Upon this reflection the famously itinerant Twain, self-described vagrant and vandal, bases a rather remarkable promise. In the midst of a fourteen-week, seven-state lecture tour based on his five-month Quaker City cruise, Clemens, who hasn’t had a permanent address for years, solemnly promises his betrothed, “You shall never know the chill that comes upon me sometime when I feel that long absence has made me a stranger in my own home……you shall not know this great blank, this awful vacancy, this something missed, something lost, which is felt but cannot be described, this solemn, mysterious desolation.”
It is hard not to conclude that from this promise, made from some lonely Lansing lodge, emerged the annual pilgrimage to Elmira which Sam and Livy made every summer, without fail, for more than two decades. Though the father whose embrace brought tears to their eyes (and ours) would be dead less than a year after Clemens made this promise, it was not broken. The “symbol of heaven” which Hannibal no longer was would be reconstituted at Quarry Farm and then in Hartford, not only for Livy, but for Sam also.
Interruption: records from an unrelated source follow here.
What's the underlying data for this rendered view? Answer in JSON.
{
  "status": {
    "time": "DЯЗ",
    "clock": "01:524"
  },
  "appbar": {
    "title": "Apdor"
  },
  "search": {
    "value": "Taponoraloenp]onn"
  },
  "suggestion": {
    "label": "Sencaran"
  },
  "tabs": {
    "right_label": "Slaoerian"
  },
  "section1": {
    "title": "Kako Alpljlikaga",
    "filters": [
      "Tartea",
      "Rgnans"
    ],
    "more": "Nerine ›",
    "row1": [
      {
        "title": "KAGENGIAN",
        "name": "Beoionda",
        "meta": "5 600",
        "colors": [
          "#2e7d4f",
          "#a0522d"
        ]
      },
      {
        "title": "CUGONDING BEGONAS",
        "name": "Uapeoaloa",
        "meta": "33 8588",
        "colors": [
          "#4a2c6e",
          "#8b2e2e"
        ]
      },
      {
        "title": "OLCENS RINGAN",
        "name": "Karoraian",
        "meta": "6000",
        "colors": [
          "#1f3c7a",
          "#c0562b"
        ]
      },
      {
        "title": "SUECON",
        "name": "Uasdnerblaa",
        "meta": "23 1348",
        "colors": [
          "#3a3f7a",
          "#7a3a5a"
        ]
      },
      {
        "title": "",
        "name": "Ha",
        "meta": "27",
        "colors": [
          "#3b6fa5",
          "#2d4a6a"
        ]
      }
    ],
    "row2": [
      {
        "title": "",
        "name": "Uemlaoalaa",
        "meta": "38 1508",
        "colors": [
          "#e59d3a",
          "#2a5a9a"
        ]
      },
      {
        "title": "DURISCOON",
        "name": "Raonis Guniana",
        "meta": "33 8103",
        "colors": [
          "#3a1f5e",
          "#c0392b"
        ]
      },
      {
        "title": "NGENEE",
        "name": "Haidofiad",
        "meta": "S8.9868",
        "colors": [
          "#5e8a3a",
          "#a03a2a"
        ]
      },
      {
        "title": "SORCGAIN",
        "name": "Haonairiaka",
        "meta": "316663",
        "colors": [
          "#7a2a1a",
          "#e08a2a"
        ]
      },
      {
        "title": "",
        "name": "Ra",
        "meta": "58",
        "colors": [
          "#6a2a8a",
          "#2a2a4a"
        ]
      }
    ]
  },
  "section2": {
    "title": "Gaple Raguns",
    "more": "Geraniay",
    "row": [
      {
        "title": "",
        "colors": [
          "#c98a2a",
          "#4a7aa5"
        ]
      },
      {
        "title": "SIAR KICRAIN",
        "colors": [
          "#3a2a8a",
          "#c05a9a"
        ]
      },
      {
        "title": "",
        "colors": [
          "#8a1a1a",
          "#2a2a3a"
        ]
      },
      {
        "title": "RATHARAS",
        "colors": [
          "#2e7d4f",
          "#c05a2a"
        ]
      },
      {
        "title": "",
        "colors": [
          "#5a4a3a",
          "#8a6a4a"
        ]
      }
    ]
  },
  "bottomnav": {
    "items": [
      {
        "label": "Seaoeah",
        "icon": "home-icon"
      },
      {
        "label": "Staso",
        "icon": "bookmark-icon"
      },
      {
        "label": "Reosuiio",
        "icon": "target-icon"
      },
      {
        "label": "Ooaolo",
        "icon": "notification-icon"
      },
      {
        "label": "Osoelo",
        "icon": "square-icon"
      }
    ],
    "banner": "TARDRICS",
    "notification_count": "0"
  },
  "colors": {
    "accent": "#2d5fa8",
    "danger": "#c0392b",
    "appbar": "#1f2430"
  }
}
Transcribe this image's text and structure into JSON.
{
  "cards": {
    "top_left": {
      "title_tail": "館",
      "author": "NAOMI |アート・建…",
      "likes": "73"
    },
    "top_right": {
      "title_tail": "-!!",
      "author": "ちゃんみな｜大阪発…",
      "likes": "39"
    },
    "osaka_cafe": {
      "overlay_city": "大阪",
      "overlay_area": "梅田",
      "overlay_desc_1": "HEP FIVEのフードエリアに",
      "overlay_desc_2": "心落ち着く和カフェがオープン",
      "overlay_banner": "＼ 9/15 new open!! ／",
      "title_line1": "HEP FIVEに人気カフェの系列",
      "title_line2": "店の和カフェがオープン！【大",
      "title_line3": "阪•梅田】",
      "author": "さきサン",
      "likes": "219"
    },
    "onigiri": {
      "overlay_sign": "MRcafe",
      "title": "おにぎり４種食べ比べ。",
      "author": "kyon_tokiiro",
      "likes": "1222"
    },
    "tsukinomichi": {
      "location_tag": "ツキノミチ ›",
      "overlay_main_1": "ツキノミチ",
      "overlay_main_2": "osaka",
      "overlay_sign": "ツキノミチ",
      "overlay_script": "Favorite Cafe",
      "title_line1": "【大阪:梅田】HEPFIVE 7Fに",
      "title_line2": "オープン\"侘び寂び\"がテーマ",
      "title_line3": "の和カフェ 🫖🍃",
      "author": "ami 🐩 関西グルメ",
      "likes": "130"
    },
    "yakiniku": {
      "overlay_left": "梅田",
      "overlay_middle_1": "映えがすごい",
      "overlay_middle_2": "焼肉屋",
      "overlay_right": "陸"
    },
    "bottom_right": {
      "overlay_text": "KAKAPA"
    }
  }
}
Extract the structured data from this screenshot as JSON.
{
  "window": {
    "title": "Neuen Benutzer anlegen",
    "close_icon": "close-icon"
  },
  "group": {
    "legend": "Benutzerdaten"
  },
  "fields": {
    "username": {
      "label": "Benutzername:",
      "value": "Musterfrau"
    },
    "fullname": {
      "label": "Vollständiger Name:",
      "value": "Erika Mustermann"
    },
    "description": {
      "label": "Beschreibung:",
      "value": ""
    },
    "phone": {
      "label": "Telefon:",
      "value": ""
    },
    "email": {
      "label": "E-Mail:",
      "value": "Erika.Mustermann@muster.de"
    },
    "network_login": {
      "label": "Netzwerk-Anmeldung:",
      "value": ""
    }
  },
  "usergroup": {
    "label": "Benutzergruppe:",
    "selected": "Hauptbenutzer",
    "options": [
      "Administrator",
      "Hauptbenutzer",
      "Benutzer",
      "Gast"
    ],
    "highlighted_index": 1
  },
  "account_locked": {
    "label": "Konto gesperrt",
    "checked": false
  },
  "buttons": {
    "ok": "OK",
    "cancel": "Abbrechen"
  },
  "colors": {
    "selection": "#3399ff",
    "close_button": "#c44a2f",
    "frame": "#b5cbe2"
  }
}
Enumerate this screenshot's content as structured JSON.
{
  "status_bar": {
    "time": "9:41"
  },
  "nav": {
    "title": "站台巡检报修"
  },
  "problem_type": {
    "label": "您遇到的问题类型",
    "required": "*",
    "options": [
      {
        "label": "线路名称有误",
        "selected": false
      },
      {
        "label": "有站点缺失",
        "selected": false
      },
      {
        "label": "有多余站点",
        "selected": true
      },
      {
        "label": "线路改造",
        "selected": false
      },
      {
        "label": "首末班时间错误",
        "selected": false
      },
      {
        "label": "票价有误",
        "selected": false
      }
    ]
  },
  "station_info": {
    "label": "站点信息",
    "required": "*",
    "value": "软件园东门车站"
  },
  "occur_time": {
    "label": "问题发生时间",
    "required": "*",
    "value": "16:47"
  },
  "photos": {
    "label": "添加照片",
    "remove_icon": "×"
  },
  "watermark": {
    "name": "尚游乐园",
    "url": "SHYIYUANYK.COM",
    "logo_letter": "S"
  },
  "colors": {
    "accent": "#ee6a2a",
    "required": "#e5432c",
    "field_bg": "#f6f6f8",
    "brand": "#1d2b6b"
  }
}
“Long after supper Christmas Eve, and long before Breakfast Christmas morning,” as he dated his next letter, Clemens sat up “drifting back to Bethlehem” and contemplating “the grandeur of the old first Christmas night.” “I am obeying all your orders strictly,” he told Livy, “except in the matter of sitting up late.” The following morning he would travel twenty miles by horse-drawn sleigh across central Michigan, which is surely less festive than it sounds, to deliver another lecture on Christmas night. But when he should have been nestled all snug in his bed, he sat tormented instead. He had not received a letter from Livy in three whole days, and his repeated requests for a picture to replace the one he famously stole from her brother were still being ignored. “I haven’t received any letter from you, today, but maybe I may tomorrow. I am full of hope that you have written, though I know that many things can and do occur to delay and prevent your writing. I shall hear from you at Charlotte, sure. And maybe at Tecumseh – and certainly at Cleveland – send several letters to Cleveland, Livy, be sure and do that. And send the picture – I am just in a fidget to see it.”
“Now is the time for love,” the heartsick Clemens opined. “I wish you a glad Christmas – a painless Christmas – a Christmas of rest, and peace, and thanksgiving, Livy, O, crowned and sceptered queen of my true heart! Never mind the foolishness of it, I love you – and I wish I were near enough to touch your dear forehead with the benediction of a kiss, this Christmas morning”
May you find yourself, this Sunday, with your own crowned and sceptered queen somewhere that feels like home. Merry Christmas from the Elmira College Center for Mark Twain Studies.